### Your goal
Would you please return the data below verbatim, without its pictures?

Page and application data records:
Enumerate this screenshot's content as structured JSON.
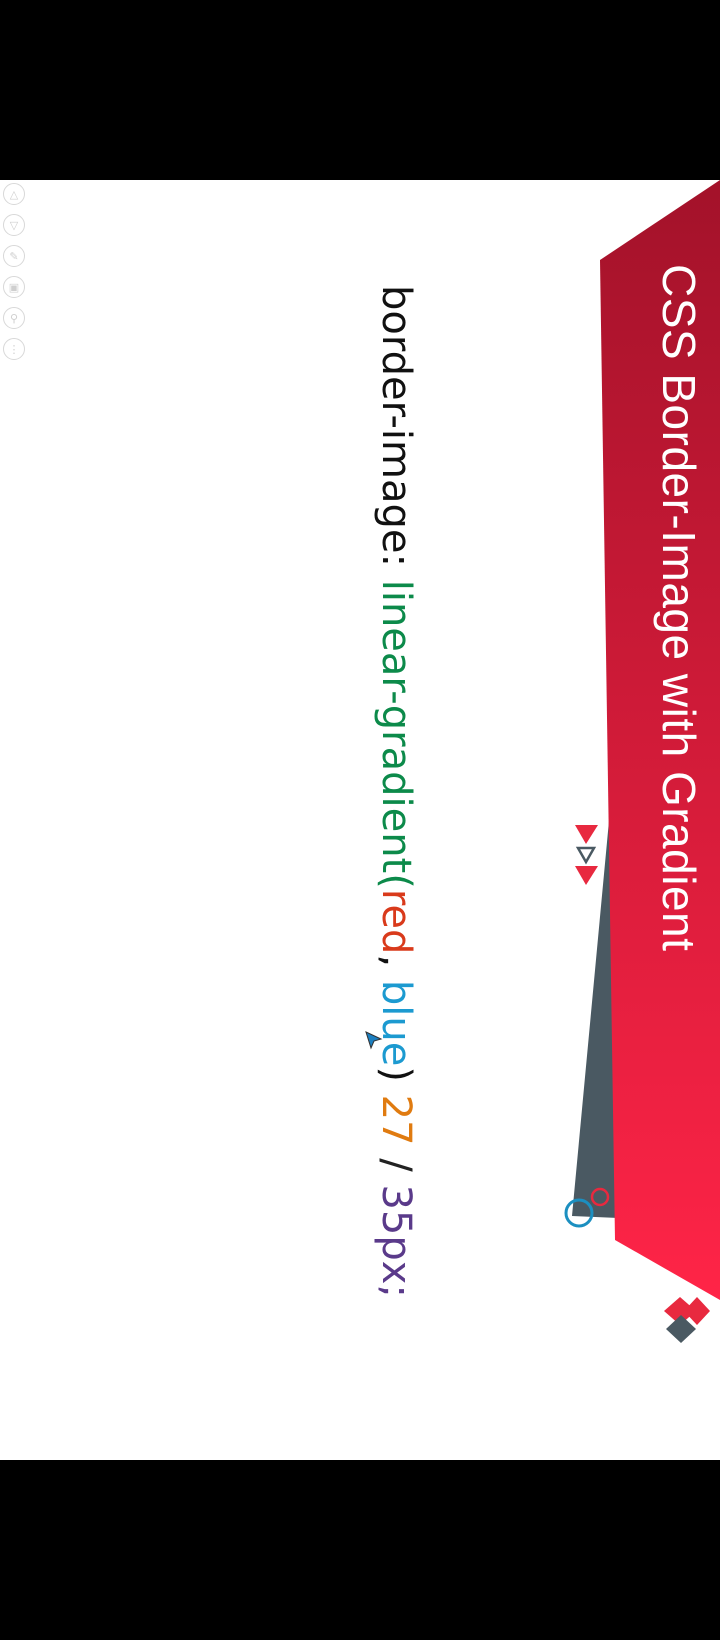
{
  "slide": {
    "title": "CSS Border-Image with Gradient",
    "code": {
      "property": "border-image: ",
      "function": "linear-gradient(",
      "color1": "red",
      "sep": ", ",
      "color2": "blue",
      "close": ") ",
      "slice": "27",
      "slash": " / ",
      "width": "35px;"
    }
  },
  "toolbar": {
    "icons": [
      "up-arrow-icon",
      "down-arrow-icon",
      "pen-icon",
      "layout-icon",
      "zoom-icon",
      "more-icon"
    ]
  },
  "colors": {
    "banner_dark": "#a3122a",
    "banner_light": "#ff2447",
    "accent_gray": "#4a5962",
    "accent_blue": "#1c8fc0"
  }
}
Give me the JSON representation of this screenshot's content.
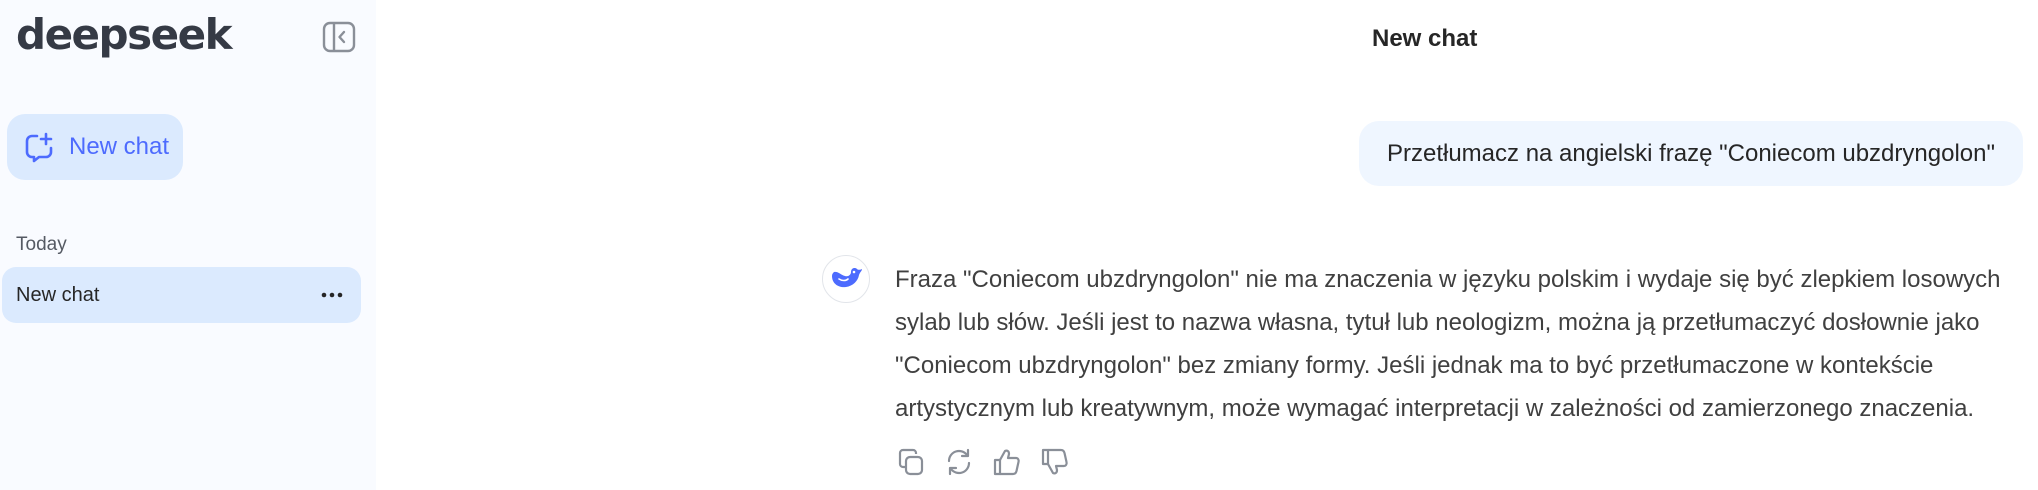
{
  "app": {
    "logo_text": "deepseek"
  },
  "sidebar": {
    "new_chat_label": "New chat",
    "section_today": "Today",
    "history": [
      {
        "title": "New chat"
      }
    ]
  },
  "header": {
    "title": "New chat"
  },
  "conversation": {
    "user_message": "Przetłumacz na angielski frazę \"Coniecom ubzdryngolon\"",
    "assistant_lines": [
      "Fraza \"Coniecom ubzdryngolon\" nie ma znaczenia w języku polskim i wydaje się być zlepkiem losowych",
      "sylab lub słów. Jeśli jest to nazwa własna, tytuł lub neologizm, można ją przetłumaczyć dosłownie jako",
      "\"Coniecom ubzdryngolon\" bez zmiany formy. Jeśli jednak ma to być przetłumaczone w kontekście",
      "artystycznym lub kreatywnym, może wymagać interpretacji w zależności od zamierzonego znaczenia."
    ]
  },
  "icons": {
    "collapse": "sidebar-collapse-icon",
    "new_chat": "new-chat-icon",
    "more": "more-icon",
    "avatar": "deepseek-whale-icon",
    "copy": "copy-icon",
    "regenerate": "regenerate-icon",
    "like": "thumbs-up-icon",
    "dislike": "thumbs-down-icon"
  },
  "colors": {
    "accent": "#4d6bfe",
    "sidebar_bg": "#f9fbff",
    "selected_bg": "#dbeafe",
    "user_bubble_bg": "#eff6ff"
  }
}
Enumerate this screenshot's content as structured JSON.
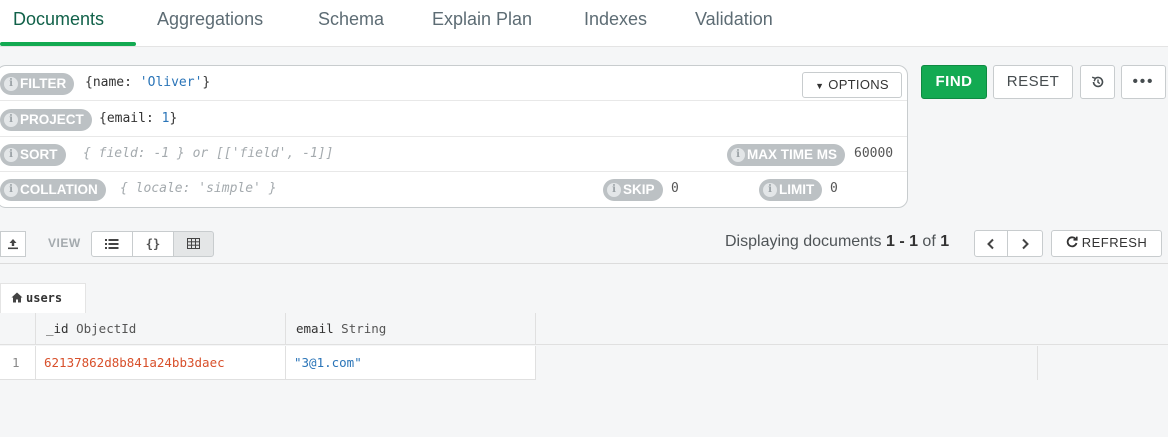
{
  "tabs": [
    {
      "label": "Documents"
    },
    {
      "label": "Aggregations"
    },
    {
      "label": "Schema"
    },
    {
      "label": "Explain Plan"
    },
    {
      "label": "Indexes"
    },
    {
      "label": "Validation"
    }
  ],
  "query": {
    "filter_label": "FILTER",
    "filter_value_prefix": "{name: ",
    "filter_value_string": "'Oliver'",
    "filter_value_suffix": "}",
    "project_label": "PROJECT",
    "project_value_prefix": "{email: ",
    "project_value_number": "1",
    "project_value_suffix": "}",
    "sort_label": "SORT",
    "sort_placeholder": "{ field: -1 } or [['field', -1]]",
    "collation_label": "COLLATION",
    "collation_placeholder": "{ locale: 'simple' }",
    "max_time_label": "MAX TIME MS",
    "max_time_value": "60000",
    "skip_label": "SKIP",
    "skip_value": "0",
    "limit_label": "LIMIT",
    "limit_value": "0",
    "options_label": "OPTIONS"
  },
  "actions": {
    "find_label": "FIND",
    "reset_label": "RESET",
    "history_icon": "history-icon",
    "more_icon": "ellipsis-icon"
  },
  "toolbar": {
    "view_label": "VIEW",
    "display_prefix": "Displaying documents ",
    "display_range": "1 - 1",
    "display_of": " of ",
    "display_total": "1",
    "refresh_label": "REFRESH"
  },
  "table": {
    "collection_name": "users",
    "columns": [
      {
        "name": "_id",
        "type": "ObjectId"
      },
      {
        "name": "email",
        "type": "String"
      }
    ],
    "rows": [
      {
        "num": "1",
        "id": "62137862d8b841a24bb3daec",
        "email": "\"3@1.com\""
      }
    ]
  },
  "colors": {
    "accent": "#13aa52",
    "active_tab_text": "#116149",
    "objectid": "#d8502b",
    "string": "#2b75b8"
  }
}
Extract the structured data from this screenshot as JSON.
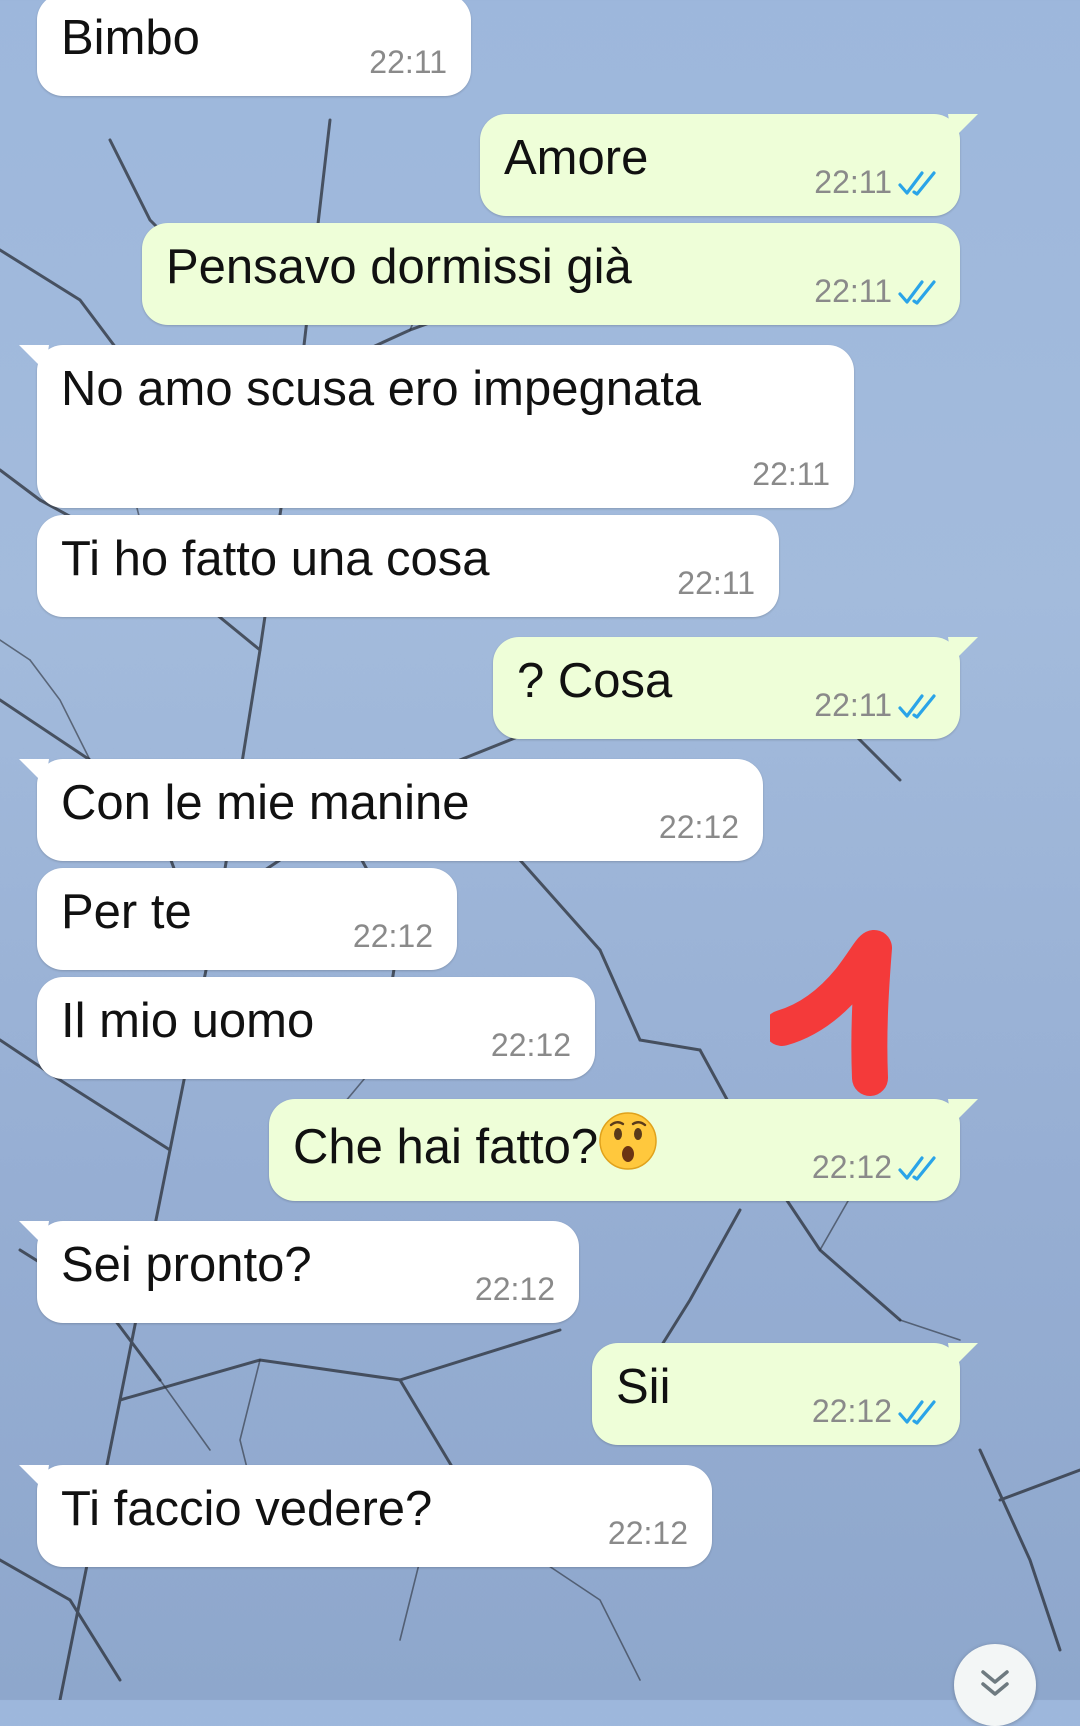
{
  "messages": [
    {
      "dir": "in",
      "text": "Bimbo",
      "time": "22:11"
    },
    {
      "dir": "out",
      "text": "Amore",
      "time": "22:11",
      "status": "read"
    },
    {
      "dir": "out",
      "text": "Pensavo dormissi già",
      "time": "22:11",
      "status": "read"
    },
    {
      "dir": "in",
      "text": "No amo scusa ero impegnata",
      "time": "22:11"
    },
    {
      "dir": "in",
      "text": "Ti ho fatto una cosa",
      "time": "22:11"
    },
    {
      "dir": "out",
      "text": "? Cosa",
      "time": "22:11",
      "status": "read"
    },
    {
      "dir": "in",
      "text": "Con le mie manine",
      "time": "22:12"
    },
    {
      "dir": "in",
      "text": "Per te",
      "time": "22:12"
    },
    {
      "dir": "in",
      "text": "Il mio uomo",
      "time": "22:12"
    },
    {
      "dir": "out",
      "text": "Che hai fatto?",
      "time": "22:12",
      "status": "read",
      "emoji": "hushed-face"
    },
    {
      "dir": "in",
      "text": "Sei pronto?",
      "time": "22:12"
    },
    {
      "dir": "out",
      "text": "Sii",
      "time": "22:12",
      "status": "read"
    },
    {
      "dir": "in",
      "text": "Ti faccio vedere?",
      "time": "22:12"
    }
  ],
  "annotation": {
    "shape": "digit-1",
    "color": "#f43a3a"
  },
  "colors": {
    "incoming_bubble": "#ffffff",
    "outgoing_bubble": "#eefed8",
    "read_ticks": "#2aa4e8",
    "time_text": "#8a8a8a"
  },
  "icons": {
    "read_status": "double-check-icon",
    "scroll_button": "double-chevron-down-icon"
  }
}
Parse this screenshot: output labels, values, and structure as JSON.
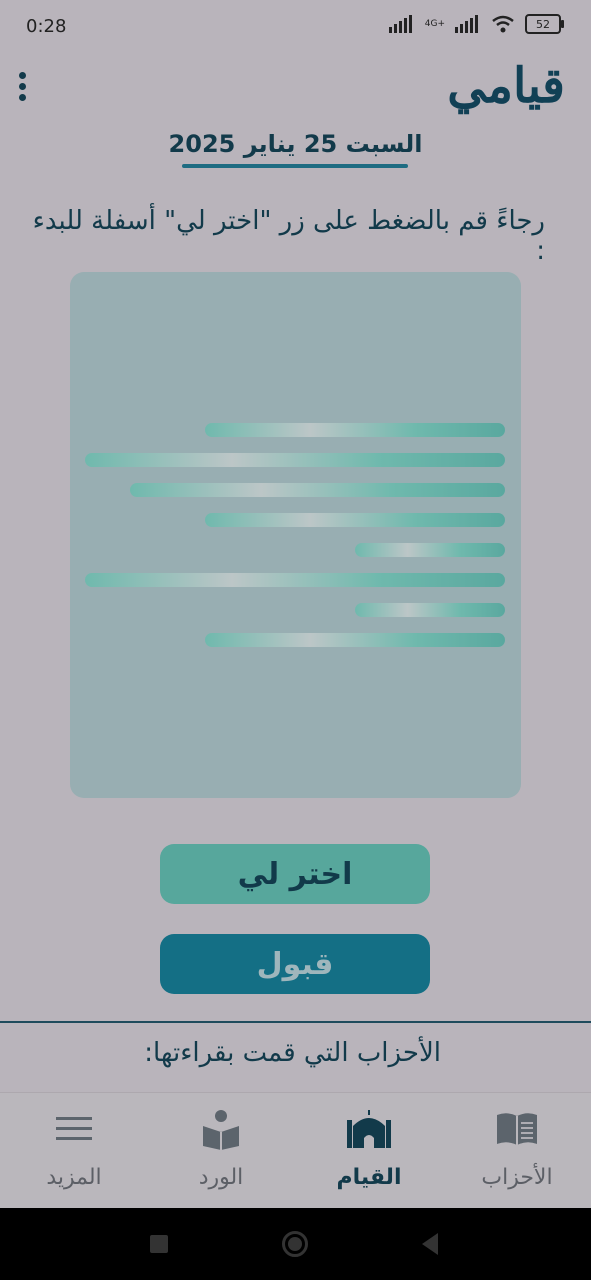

### Output of the task
Enumerate this screenshot's content as structured JSON.
{
  "slide": {
    "title": "CSS Border-Image with Gradient",
    "code": {
      "property": "border-image: ",
      "function": "linear-gradient(",
      "color1": "red",
      "sep": ", ",
      "color2": "blue",
      "close": ") ",
      "slice": "27",
      "slash": " / ",
      "width": "35px;"
    }
  },
  "toolbar": {
    "icons": [
      "up-arrow-icon",
      "down-arrow-icon",
      "pen-icon",
      "layout-icon",
      "zoom-icon",
      "more-icon"
    ]
  },
  "colors": {
    "banner_dark": "#a3122a",
    "banner_light": "#ff2447",
    "accent_gray": "#4a5962",
    "accent_blue": "#1c8fc0"
  }
}
Give me the JSON representation of this screenshot's content.
{
  "app": {
    "logo_text": "deepseek"
  },
  "sidebar": {
    "new_chat_label": "New chat",
    "section_today": "Today",
    "history": [
      {
        "title": "New chat"
      }
    ]
  },
  "header": {
    "title": "New chat"
  },
  "conversation": {
    "user_message": "Przetłumacz na angielski frazę \"Coniecom ubzdryngolon\"",
    "assistant_lines": [
      "Fraza \"Coniecom ubzdryngolon\" nie ma znaczenia w języku polskim i wydaje się być zlepkiem losowych",
      "sylab lub słów. Jeśli jest to nazwa własna, tytuł lub neologizm, można ją przetłumaczyć dosłownie jako",
      "\"Coniecom ubzdryngolon\" bez zmiany formy. Jeśli jednak ma to być przetłumaczone w kontekście",
      "artystycznym lub kreatywnym, może wymagać interpretacji w zależności od zamierzonego znaczenia."
    ]
  },
  "icons": {
    "collapse": "sidebar-collapse-icon",
    "new_chat": "new-chat-icon",
    "more": "more-icon",
    "avatar": "deepseek-whale-icon",
    "copy": "copy-icon",
    "regenerate": "regenerate-icon",
    "like": "thumbs-up-icon",
    "dislike": "thumbs-down-icon"
  },
  "colors": {
    "accent": "#4d6bfe",
    "sidebar_bg": "#f9fbff",
    "selected_bg": "#dbeafe",
    "user_bubble_bg": "#eff6ff"
  }
}
Enumerate this screenshot's content as structured JSON.
{
  "tabs": [
    {
      "label": "Documents"
    },
    {
      "label": "Aggregations"
    },
    {
      "label": "Schema"
    },
    {
      "label": "Explain Plan"
    },
    {
      "label": "Indexes"
    },
    {
      "label": "Validation"
    }
  ],
  "query": {
    "filter_label": "FILTER",
    "filter_value_prefix": "{name: ",
    "filter_value_string": "'Oliver'",
    "filter_value_suffix": "}",
    "project_label": "PROJECT",
    "project_value_prefix": "{email: ",
    "project_value_number": "1",
    "project_value_suffix": "}",
    "sort_label": "SORT",
    "sort_placeholder": "{ field: -1 } or [['field', -1]]",
    "collation_label": "COLLATION",
    "collation_placeholder": "{ locale: 'simple' }",
    "max_time_label": "MAX TIME MS",
    "max_time_value": "60000",
    "skip_label": "SKIP",
    "skip_value": "0",
    "limit_label": "LIMIT",
    "limit_value": "0",
    "options_label": "OPTIONS"
  },
  "actions": {
    "find_label": "FIND",
    "reset_label": "RESET",
    "history_icon": "history-icon",
    "more_icon": "ellipsis-icon"
  },
  "toolbar": {
    "view_label": "VIEW",
    "display_prefix": "Displaying documents ",
    "display_range": "1 - 1",
    "display_of": " of ",
    "display_total": "1",
    "refresh_label": "REFRESH"
  },
  "table": {
    "collection_name": "users",
    "columns": [
      {
        "name": "_id",
        "type": "ObjectId"
      },
      {
        "name": "email",
        "type": "String"
      }
    ],
    "rows": [
      {
        "num": "1",
        "id": "62137862d8b841a24bb3daec",
        "email": "\"3@1.com\""
      }
    ]
  },
  "colors": {
    "accent": "#13aa52",
    "active_tab_text": "#116149",
    "objectid": "#d8502b",
    "string": "#2b75b8"
  }
}
Extract the structured data from this screenshot as JSON.
{
  "messages": [
    {
      "dir": "in",
      "text": "Bimbo",
      "time": "22:11"
    },
    {
      "dir": "out",
      "text": "Amore",
      "time": "22:11",
      "status": "read"
    },
    {
      "dir": "out",
      "text": "Pensavo dormissi già",
      "time": "22:11",
      "status": "read"
    },
    {
      "dir": "in",
      "text": "No amo scusa ero impegnata",
      "time": "22:11"
    },
    {
      "dir": "in",
      "text": "Ti ho fatto una cosa",
      "time": "22:11"
    },
    {
      "dir": "out",
      "text": "? Cosa",
      "time": "22:11",
      "status": "read"
    },
    {
      "dir": "in",
      "text": "Con le mie manine",
      "time": "22:12"
    },
    {
      "dir": "in",
      "text": "Per te",
      "time": "22:12"
    },
    {
      "dir": "in",
      "text": "Il mio uomo",
      "time": "22:12"
    },
    {
      "dir": "out",
      "text": "Che hai fatto?",
      "time": "22:12",
      "status": "read",
      "emoji": "hushed-face"
    },
    {
      "dir": "in",
      "text": "Sei pronto?",
      "time": "22:12"
    },
    {
      "dir": "out",
      "text": "Sii",
      "time": "22:12",
      "status": "read"
    },
    {
      "dir": "in",
      "text": "Ti faccio vedere?",
      "time": "22:12"
    }
  ],
  "annotation": {
    "shape": "digit-1",
    "color": "#f43a3a"
  },
  "colors": {
    "incoming_bubble": "#ffffff",
    "outgoing_bubble": "#eefed8",
    "read_ticks": "#2aa4e8",
    "time_text": "#8a8a8a"
  },
  "icons": {
    "read_status": "double-check-icon",
    "scroll_button": "double-chevron-down-icon"
  }
}
Parse this screenshot: output labels, values, and structure as JSON.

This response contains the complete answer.